Extracted records:
-=-=-

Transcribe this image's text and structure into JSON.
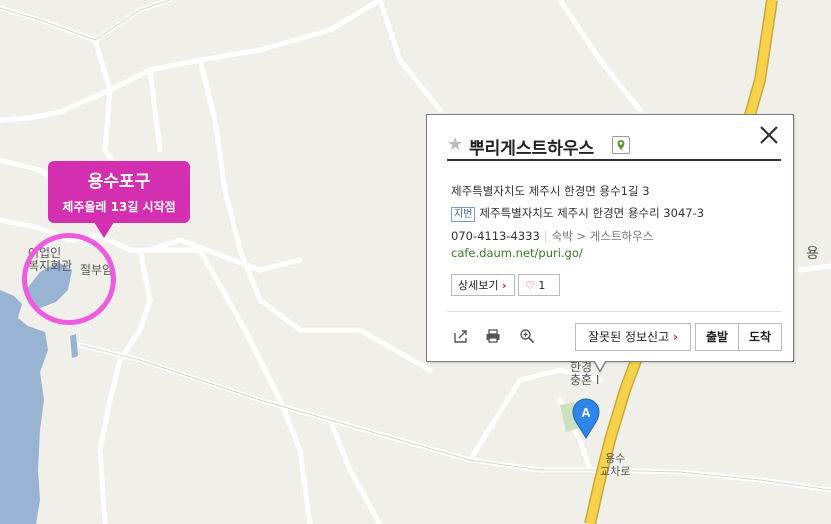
{
  "map": {
    "callout": {
      "line1": "용수포구",
      "line2": "제주올레 13길 시작점"
    },
    "labels": {
      "welfare_line1": "어업인",
      "welfare_line2": "복지회관",
      "temple": "절부암",
      "right_edge": "용",
      "near_pin_line1": "한경",
      "near_pin_line2": "충혼",
      "near_pin_suffix": "I",
      "intersection_line1": "용수",
      "intersection_line2": "교차로"
    },
    "marker_letter": "A",
    "colors": {
      "sea": "#99b4d2",
      "road": "#ffffff",
      "highway": "#f6d24a",
      "callout": "#d42fb1",
      "marker": "#2f86e8"
    }
  },
  "popup": {
    "title": "뿌리게스트하우스",
    "star_icon": "star-icon",
    "address_road": "제주특별자치도 제주시 한경면 용수1길 3",
    "jibun_label": "지번",
    "address_jibun": "제주특별자치도 제주시 한경면 용수리 3047-3",
    "phone": "070-4113-4333",
    "category": "숙박",
    "category_arrow": ">",
    "subcategory": "게스트하우스",
    "url": "cafe.daum.net/puri.go/",
    "detail_button": "상세보기",
    "like_count": "1",
    "report_button": "잘못된 정보신고",
    "depart_button": "출발",
    "arrive_button": "도착"
  }
}
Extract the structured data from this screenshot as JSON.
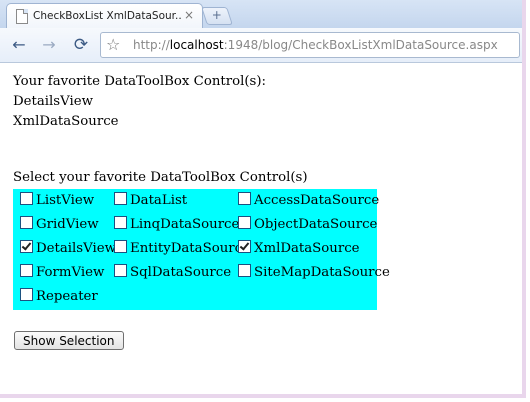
{
  "browser": {
    "tab_title": "CheckBoxList XmlDataSour...",
    "tab_close": "×",
    "new_tab": "+",
    "url_prefix": "http://",
    "url_host": "localhost",
    "url_rest": ":1948/blog/CheckBoxListXmlDataSource.aspx"
  },
  "page": {
    "favorite_heading": "Your favorite DataToolBox Control(s):",
    "selected_lines": [
      "DetailsView",
      "XmlDataSource"
    ],
    "select_heading": "Select your favorite DataToolBox Control(s)",
    "checkboxes": [
      {
        "label": "ListView",
        "checked": false
      },
      {
        "label": "DataList",
        "checked": false
      },
      {
        "label": "AccessDataSource",
        "checked": false
      },
      {
        "label": "GridView",
        "checked": false
      },
      {
        "label": "LinqDataSource",
        "checked": false
      },
      {
        "label": "ObjectDataSource",
        "checked": false
      },
      {
        "label": "DetailsView",
        "checked": true
      },
      {
        "label": "EntityDataSource",
        "checked": false
      },
      {
        "label": "XmlDataSource",
        "checked": true
      },
      {
        "label": "FormView",
        "checked": false
      },
      {
        "label": "SqlDataSource",
        "checked": false
      },
      {
        "label": "SiteMapDataSource",
        "checked": false
      },
      {
        "label": "Repeater",
        "checked": false
      }
    ],
    "button_label": "Show Selection",
    "checkbox_bg": "#00ffff"
  }
}
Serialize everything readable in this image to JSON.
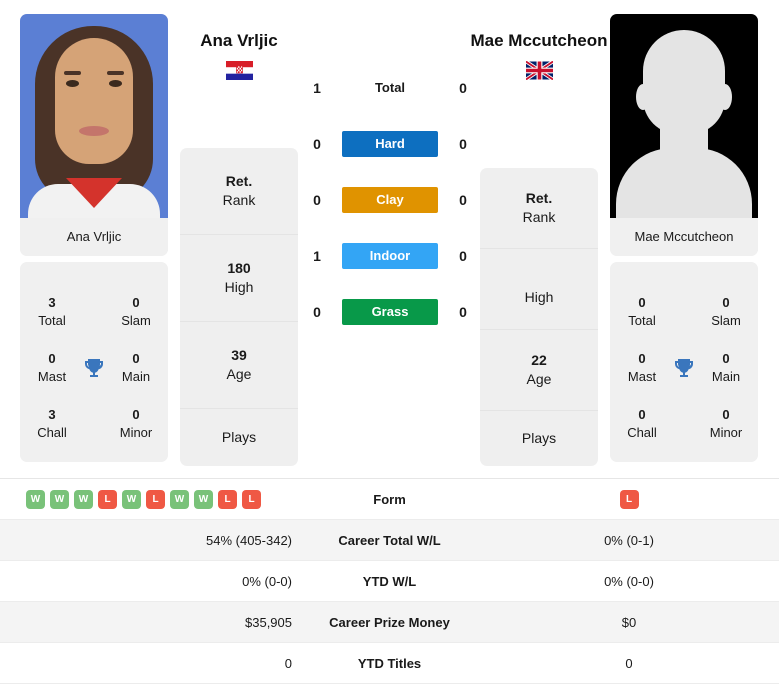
{
  "players": {
    "left": {
      "name": "Ana Vrljic",
      "flag": "croatia-flag",
      "photo_caption": "Ana Vrljic",
      "titles": {
        "total_value": "3",
        "total_label": "Total",
        "slam_value": "0",
        "slam_label": "Slam",
        "mast_value": "0",
        "mast_label": "Mast",
        "main_value": "0",
        "main_label": "Main",
        "chall_value": "3",
        "chall_label": "Chall",
        "minor_value": "0",
        "minor_label": "Minor"
      },
      "info": {
        "rank_value": "Ret.",
        "rank_label": "Rank",
        "high_value": "180",
        "high_label": "High",
        "age_value": "39",
        "age_label": "Age",
        "plays_value": "",
        "plays_label": "Plays"
      },
      "form": [
        "W",
        "W",
        "W",
        "L",
        "W",
        "L",
        "W",
        "W",
        "L",
        "L"
      ],
      "career_total_wl": "54% (405-342)",
      "ytd_wl": "0% (0-0)",
      "career_prize_money": "$35,905",
      "ytd_titles": "0"
    },
    "right": {
      "name": "Mae Mccutcheon",
      "flag": "united-kingdom-flag",
      "photo_caption": "Mae Mccutcheon",
      "titles": {
        "total_value": "0",
        "total_label": "Total",
        "slam_value": "0",
        "slam_label": "Slam",
        "mast_value": "0",
        "mast_label": "Mast",
        "main_value": "0",
        "main_label": "Main",
        "chall_value": "0",
        "chall_label": "Chall",
        "minor_value": "0",
        "minor_label": "Minor"
      },
      "info": {
        "rank_value": "Ret.",
        "rank_label": "Rank",
        "high_value": "",
        "high_label": "High",
        "age_value": "22",
        "age_label": "Age",
        "plays_value": "",
        "plays_label": "Plays"
      },
      "form": [
        "L"
      ],
      "career_total_wl": "0% (0-1)",
      "ytd_wl": "0% (0-0)",
      "career_prize_money": "$0",
      "ytd_titles": "0"
    }
  },
  "surfaces": [
    {
      "label": "Total",
      "left": "1",
      "right": "0",
      "color": ""
    },
    {
      "label": "Hard",
      "left": "0",
      "right": "0",
      "color": "#0d6fc0"
    },
    {
      "label": "Clay",
      "left": "0",
      "right": "0",
      "color": "#e09300"
    },
    {
      "label": "Indoor",
      "left": "1",
      "right": "0",
      "color": "#33a5f5"
    },
    {
      "label": "Grass",
      "left": "0",
      "right": "0",
      "color": "#089949"
    }
  ],
  "stats_rows": [
    {
      "label": "Form",
      "left": "",
      "right": ""
    },
    {
      "label": "Career Total W/L",
      "left": "54% (405-342)",
      "right": "0% (0-1)"
    },
    {
      "label": "YTD W/L",
      "left": "0% (0-0)",
      "right": "0% (0-0)"
    },
    {
      "label": "Career Prize Money",
      "left": "$35,905",
      "right": "$0"
    },
    {
      "label": "YTD Titles",
      "left": "0",
      "right": "0"
    }
  ],
  "colors": {
    "win": "#79c279",
    "loss": "#ef5844",
    "trophy": "#3a76bd",
    "card_bg": "#f0f0f0"
  }
}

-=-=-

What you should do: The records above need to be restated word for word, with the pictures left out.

Task answer:
Transcribe this image's text and structure into JSON.
{
  "map": {
    "callout": {
      "line1": "용수포구",
      "line2": "제주올레 13길 시작점"
    },
    "labels": {
      "welfare_line1": "어업인",
      "welfare_line2": "복지회관",
      "temple": "절부암",
      "right_edge": "용",
      "near_pin_line1": "한경",
      "near_pin_line2": "충혼",
      "near_pin_suffix": "I",
      "intersection_line1": "용수",
      "intersection_line2": "교차로"
    },
    "marker_letter": "A",
    "colors": {
      "sea": "#99b4d2",
      "road": "#ffffff",
      "highway": "#f6d24a",
      "callout": "#d42fb1",
      "marker": "#2f86e8"
    }
  },
  "popup": {
    "title": "뿌리게스트하우스",
    "star_icon": "star-icon",
    "address_road": "제주특별자치도 제주시 한경면 용수1길 3",
    "jibun_label": "지번",
    "address_jibun": "제주특별자치도 제주시 한경면 용수리 3047-3",
    "phone": "070-4113-4333",
    "category": "숙박",
    "category_arrow": ">",
    "subcategory": "게스트하우스",
    "url": "cafe.daum.net/puri.go/",
    "detail_button": "상세보기",
    "like_count": "1",
    "report_button": "잘못된 정보신고",
    "depart_button": "출발",
    "arrive_button": "도착"
  }
}
Extract the structured data from this screenshot as JSON.
{
  "browser": {
    "tab_title": "CheckBoxList XmlDataSour...",
    "tab_close": "×",
    "new_tab": "+",
    "url_prefix": "http://",
    "url_host": "localhost",
    "url_rest": ":1948/blog/CheckBoxListXmlDataSource.aspx"
  },
  "page": {
    "favorite_heading": "Your favorite DataToolBox Control(s):",
    "selected_lines": [
      "DetailsView",
      "XmlDataSource"
    ],
    "select_heading": "Select your favorite DataToolBox Control(s)",
    "checkboxes": [
      {
        "label": "ListView",
        "checked": false
      },
      {
        "label": "DataList",
        "checked": false
      },
      {
        "label": "AccessDataSource",
        "checked": false
      },
      {
        "label": "GridView",
        "checked": false
      },
      {
        "label": "LinqDataSource",
        "checked": false
      },
      {
        "label": "ObjectDataSource",
        "checked": false
      },
      {
        "label": "DetailsView",
        "checked": true
      },
      {
        "label": "EntityDataSource",
        "checked": false
      },
      {
        "label": "XmlDataSource",
        "checked": true
      },
      {
        "label": "FormView",
        "checked": false
      },
      {
        "label": "SqlDataSource",
        "checked": false
      },
      {
        "label": "SiteMapDataSource",
        "checked": false
      },
      {
        "label": "Repeater",
        "checked": false
      }
    ],
    "button_label": "Show Selection",
    "checkbox_bg": "#00ffff"
  }
}
Serialize everything readable in this image to JSON.
{
  "players": {
    "left": {
      "name": "Ana Vrljic",
      "flag": "croatia-flag",
      "photo_caption": "Ana Vrljic",
      "titles": {
        "total_value": "3",
        "total_label": "Total",
        "slam_value": "0",
        "slam_label": "Slam",
        "mast_value": "0",
        "mast_label": "Mast",
        "main_value": "0",
        "main_label": "Main",
        "chall_value": "3",
        "chall_label": "Chall",
        "minor_value": "0",
        "minor_label": "Minor"
      },
      "info": {
        "rank_value": "Ret.",
        "rank_label": "Rank",
        "high_value": "180",
        "high_label": "High",
        "age_value": "39",
        "age_label": "Age",
        "plays_value": "",
        "plays_label": "Plays"
      },
      "form": [
        "W",
        "W",
        "W",
        "L",
        "W",
        "L",
        "W",
        "W",
        "L",
        "L"
      ],
      "career_total_wl": "54% (405-342)",
      "ytd_wl": "0% (0-0)",
      "career_prize_money": "$35,905",
      "ytd_titles": "0"
    },
    "right": {
      "name": "Mae Mccutcheon",
      "flag": "united-kingdom-flag",
      "photo_caption": "Mae Mccutcheon",
      "titles": {
        "total_value": "0",
        "total_label": "Total",
        "slam_value": "0",
        "slam_label": "Slam",
        "mast_value": "0",
        "mast_label": "Mast",
        "main_value": "0",
        "main_label": "Main",
        "chall_value": "0",
        "chall_label": "Chall",
        "minor_value": "0",
        "minor_label": "Minor"
      },
      "info": {
        "rank_value": "Ret.",
        "rank_label": "Rank",
        "high_value": "",
        "high_label": "High",
        "age_value": "22",
        "age_label": "Age",
        "plays_value": "",
        "plays_label": "Plays"
      },
      "form": [
        "L"
      ],
      "career_total_wl": "0% (0-1)",
      "ytd_wl": "0% (0-0)",
      "career_prize_money": "$0",
      "ytd_titles": "0"
    }
  },
  "surfaces": [
    {
      "label": "Total",
      "left": "1",
      "right": "0",
      "color": ""
    },
    {
      "label": "Hard",
      "left": "0",
      "right": "0",
      "color": "#0d6fc0"
    },
    {
      "label": "Clay",
      "left": "0",
      "right": "0",
      "color": "#e09300"
    },
    {
      "label": "Indoor",
      "left": "1",
      "right": "0",
      "color": "#33a5f5"
    },
    {
      "label": "Grass",
      "left": "0",
      "right": "0",
      "color": "#089949"
    }
  ],
  "stats_rows": [
    {
      "label": "Form",
      "left": "",
      "right": ""
    },
    {
      "label": "Career Total W/L",
      "left": "54% (405-342)",
      "right": "0% (0-1)"
    },
    {
      "label": "YTD W/L",
      "left": "0% (0-0)",
      "right": "0% (0-0)"
    },
    {
      "label": "Career Prize Money",
      "left": "$35,905",
      "right": "$0"
    },
    {
      "label": "YTD Titles",
      "left": "0",
      "right": "0"
    }
  ],
  "colors": {
    "win": "#79c279",
    "loss": "#ef5844",
    "trophy": "#3a76bd",
    "card_bg": "#f0f0f0"
  }
}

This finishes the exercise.